### Exercise requirements
Copy out all lines of the records in which the word "network" appears.

Items from a dataset
###

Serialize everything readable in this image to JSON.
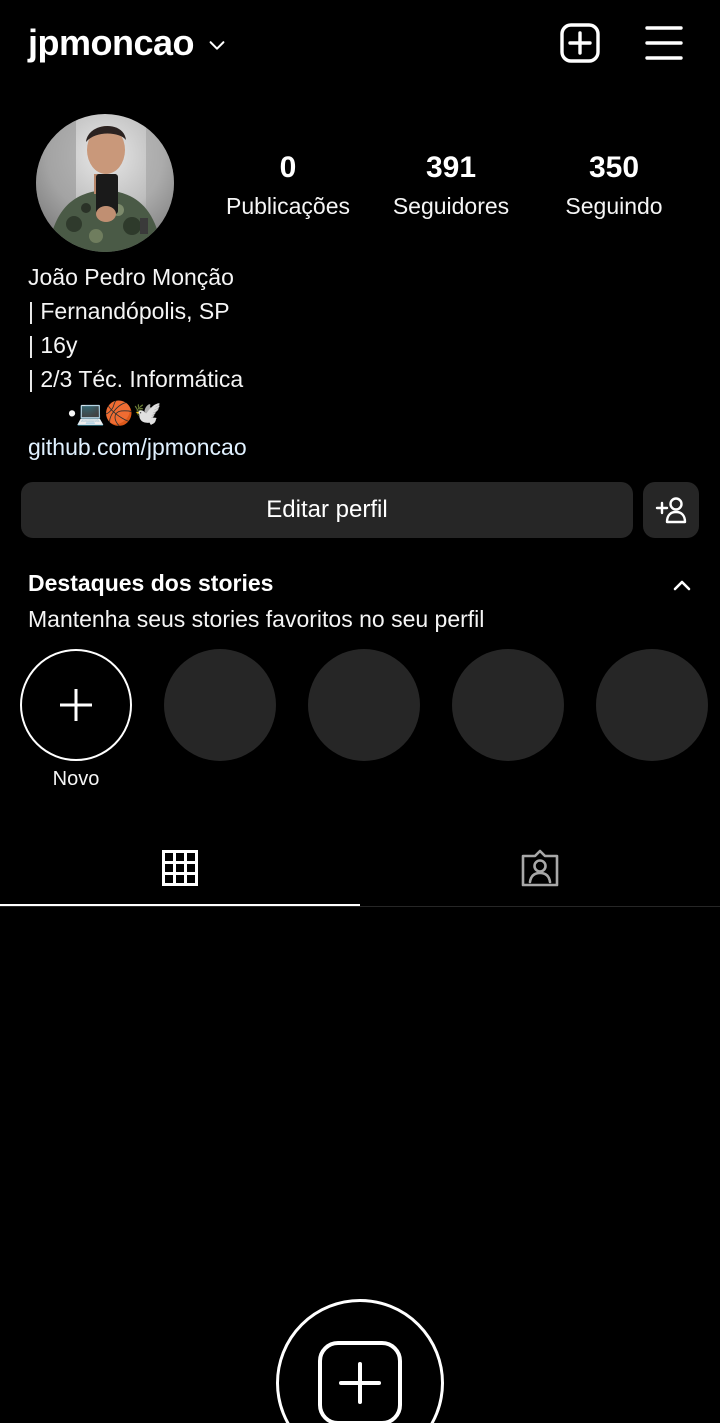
{
  "header": {
    "username": "jpmoncao",
    "icons": {
      "switch": "chevron-down-icon",
      "new_post": "add-square-icon",
      "menu": "hamburger-menu-icon"
    }
  },
  "profile": {
    "avatar": "profile-photo",
    "stats": {
      "posts": {
        "value": "0",
        "label": "Publicações"
      },
      "followers": {
        "value": "391",
        "label": "Seguidores"
      },
      "following": {
        "value": "350",
        "label": "Seguindo"
      }
    },
    "bio": {
      "name": "João Pedro Monção",
      "lines": [
        "| Fernandópolis, SP",
        "| 16y",
        "| 2/3 Téc. Informática",
        "•💻🏀🕊️"
      ],
      "link": "github.com/jpmoncao"
    }
  },
  "actions": {
    "edit_profile": "Editar perfil",
    "discover_icon": "add-person-icon"
  },
  "highlights": {
    "title": "Destaques dos stories",
    "subtitle": "Mantenha seus stories favoritos no seu perfil",
    "new_label": "Novo",
    "placeholders": 4
  },
  "tabs": [
    {
      "name": "posts",
      "icon": "grid-icon",
      "active": true
    },
    {
      "name": "tagged",
      "icon": "tagged-person-icon",
      "active": false
    }
  ],
  "colors": {
    "background": "#000000",
    "surface": "#262626",
    "text": "#f5f5f5",
    "link": "#e0f1ff"
  }
}
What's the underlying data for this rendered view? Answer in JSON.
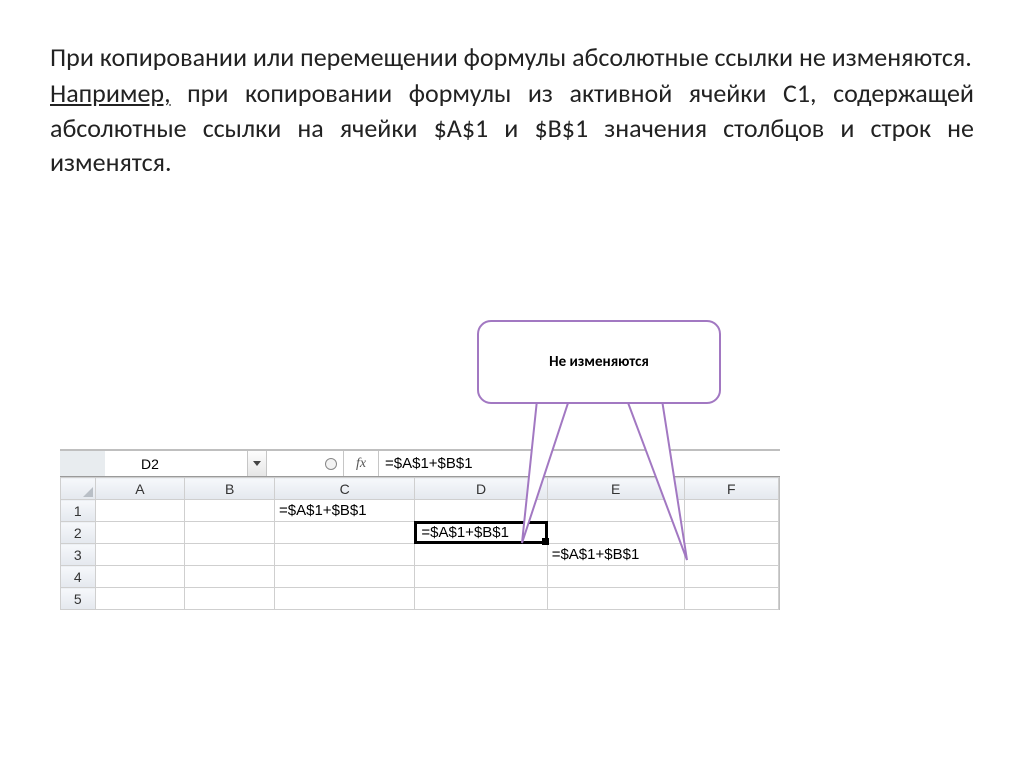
{
  "paragraph1": "При копировании или перемещении формулы абсолютные ссылки не  изменяются.",
  "paragraph2_lead": " Например,",
  "paragraph2_rest": " при  копировании формулы из активной ячейки C1, содержащей абсолютные ссылки на ячейки $A$1  и $B$1 значения столбцов и строк не изменятся.",
  "callout_text": "Не изменяются",
  "excel": {
    "name_box": "D2",
    "fx_label": "fx",
    "formula_bar": "=$A$1+$B$1",
    "columns": [
      "A",
      "B",
      "C",
      "D",
      "E",
      "F"
    ],
    "rows": [
      "1",
      "2",
      "3",
      "4",
      "5"
    ],
    "cells": {
      "C1": "=$A$1+$B$1",
      "D2": "=$A$1+$B$1",
      "E3": "=$A$1+$B$1"
    },
    "active_col": "D",
    "active_row": "2"
  }
}
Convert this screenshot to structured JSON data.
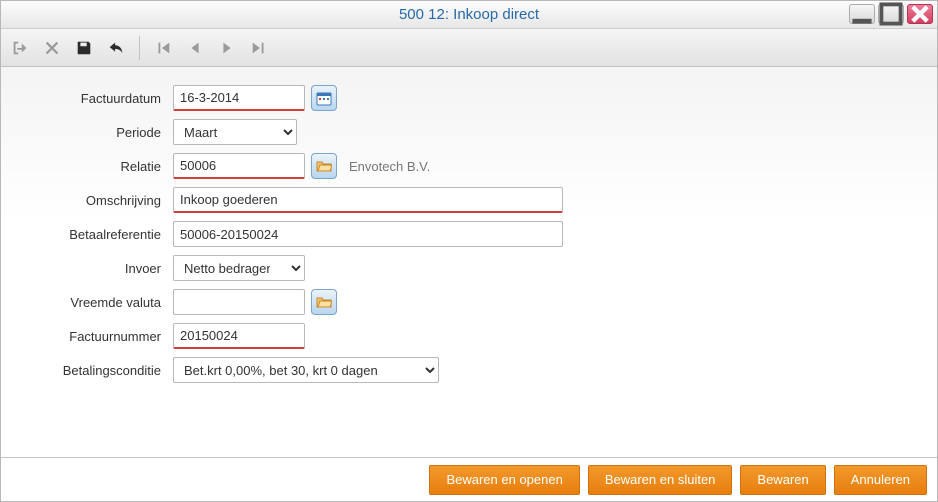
{
  "window": {
    "title": "500 12: Inkoop direct"
  },
  "form": {
    "factuurdatum": {
      "label": "Factuurdatum",
      "value": "16-3-2014"
    },
    "periode": {
      "label": "Periode",
      "value": "Maart"
    },
    "relatie": {
      "label": "Relatie",
      "value": "50006",
      "name": "Envotech B.V."
    },
    "omschrijving": {
      "label": "Omschrijving",
      "value": "Inkoop goederen"
    },
    "betaalref": {
      "label": "Betaalreferentie",
      "value": "50006-20150024"
    },
    "invoer": {
      "label": "Invoer",
      "value": "Netto bedragen"
    },
    "valuta": {
      "label": "Vreemde valuta",
      "value": ""
    },
    "factuurnr": {
      "label": "Factuurnummer",
      "value": "20150024"
    },
    "betcond": {
      "label": "Betalingsconditie",
      "value": "Bet.krt 0,00%, bet 30, krt 0 dagen"
    }
  },
  "buttons": {
    "open": "Bewaren en openen",
    "close": "Bewaren en sluiten",
    "save": "Bewaren",
    "cancel": "Annuleren"
  }
}
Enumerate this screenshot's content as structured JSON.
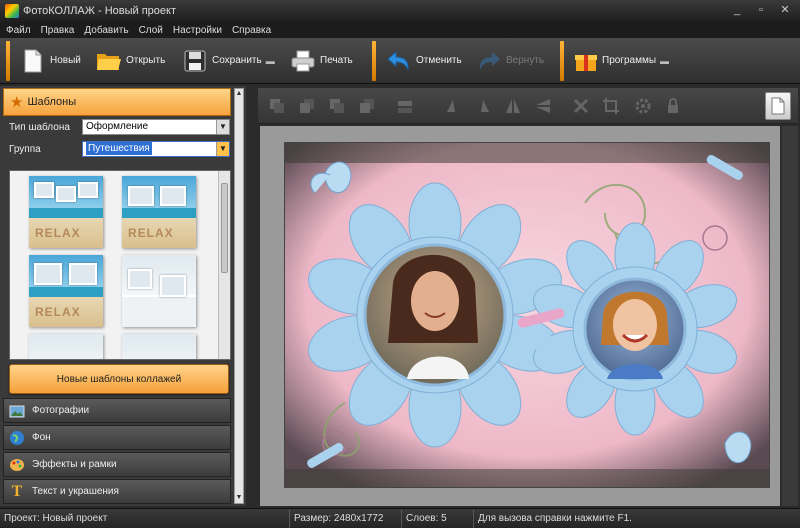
{
  "window": {
    "title": "ФотоКОЛЛАЖ - Новый проект",
    "minimize": "_",
    "maximize": "▫",
    "close": "✕"
  },
  "menu": [
    "Файл",
    "Правка",
    "Добавить",
    "Слой",
    "Настройки",
    "Справка"
  ],
  "toolbar": {
    "new": "Новый",
    "open": "Открыть",
    "save": "Сохранить",
    "print": "Печать",
    "undo": "Отменить",
    "redo": "Вернуть",
    "programs": "Программы"
  },
  "left": {
    "templates_title": "Шаблоны",
    "template_type_label": "Тип шаблона",
    "template_type_value": "Оформление",
    "group_label": "Группа",
    "group_value": "Путешествия",
    "thumb_texts": [
      "RELAX",
      "RELAX",
      "RELAX"
    ],
    "new_templates_button": "Новые шаблоны коллажей",
    "sections": [
      "Фотографии",
      "Фон",
      "Эффекты и рамки",
      "Текст и украшения"
    ]
  },
  "status": {
    "project": "Проект: Новый проект",
    "size": "Размер: 2480x1772",
    "layers": "Слоев: 5",
    "help": "Для вызова справки нажмите F1."
  },
  "colors": {
    "accent": "#f6a23b",
    "panel": "#3a3a3a",
    "flower": "#a9d2ef",
    "background_pink": "#f2c6d4"
  }
}
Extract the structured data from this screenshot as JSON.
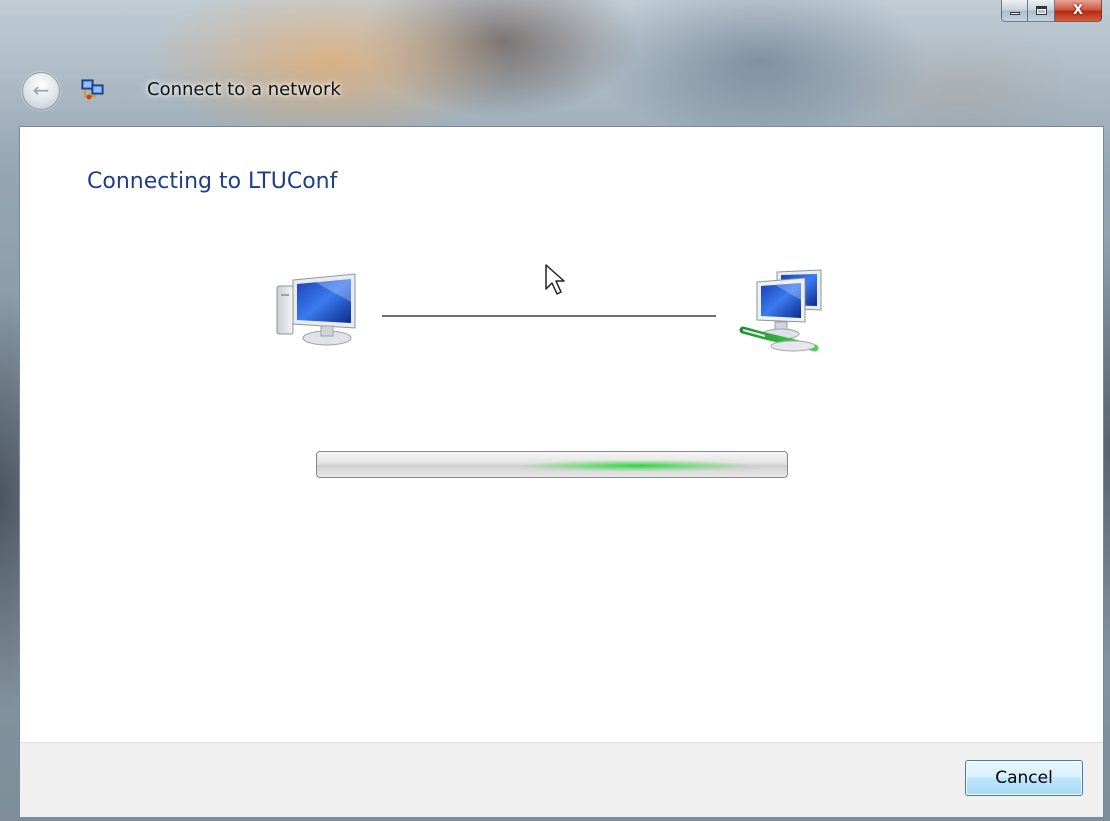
{
  "window": {
    "title": "Connect to a network",
    "caption_buttons": {
      "minimize_icon": "minimize-icon",
      "maximize_icon": "maximize-icon",
      "close_label": "X"
    },
    "back_icon": "back-arrow-icon",
    "title_icon": "network-connect-icon"
  },
  "main": {
    "heading": "Connecting to LTUConf",
    "left_icon": "computer-icon",
    "right_icon": "network-icon",
    "progress": {
      "state": "indeterminate",
      "accent_color": "#22cc44"
    }
  },
  "footer": {
    "cancel_label": "Cancel"
  },
  "colors": {
    "heading": "#1e3d8a",
    "button_border": "#3c7fb1"
  }
}
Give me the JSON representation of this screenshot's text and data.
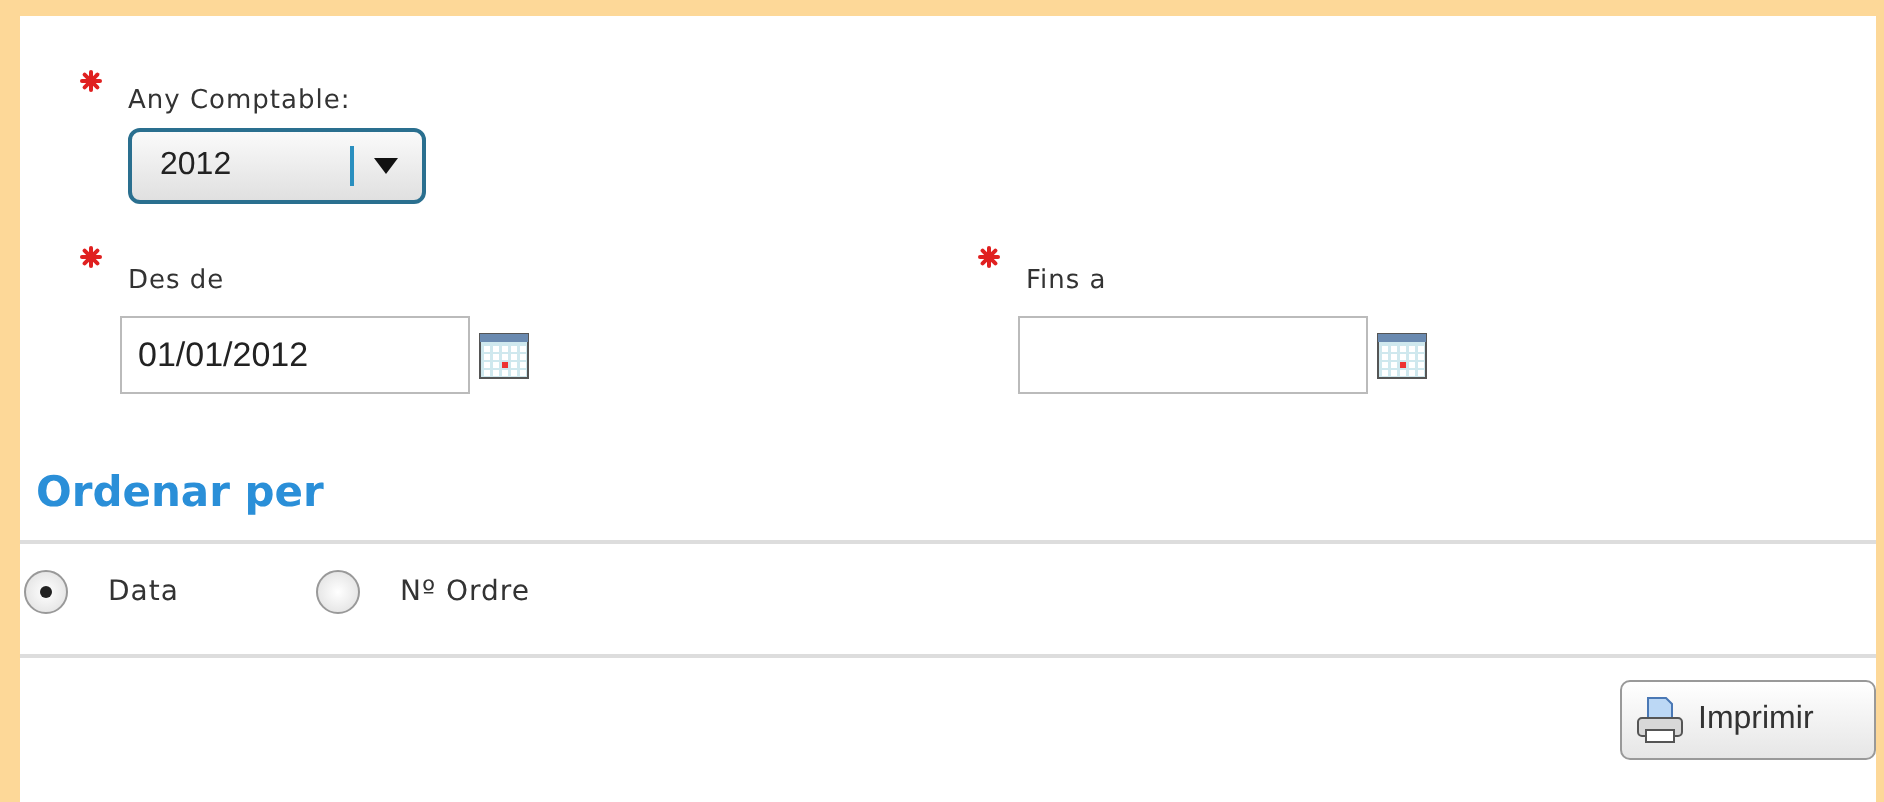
{
  "year_field": {
    "label": "Any Comptable:",
    "required": true,
    "value": "2012"
  },
  "date_fields": [
    {
      "label": "Des de",
      "required": true,
      "value": "01/01/2012"
    },
    {
      "label": "Fins a",
      "required": true
    }
  ],
  "order_section": {
    "title": "Ordenar per",
    "options": [
      {
        "label": "Data",
        "selected": true
      },
      {
        "label": "Nº Ordre",
        "selected": false
      }
    ]
  },
  "print_button": {
    "label": "Imprimir"
  }
}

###

### Answer box
    "title": "Connect to a network",
    "title_icon": "network-connect-icon"
    "right_icon": "network-icon",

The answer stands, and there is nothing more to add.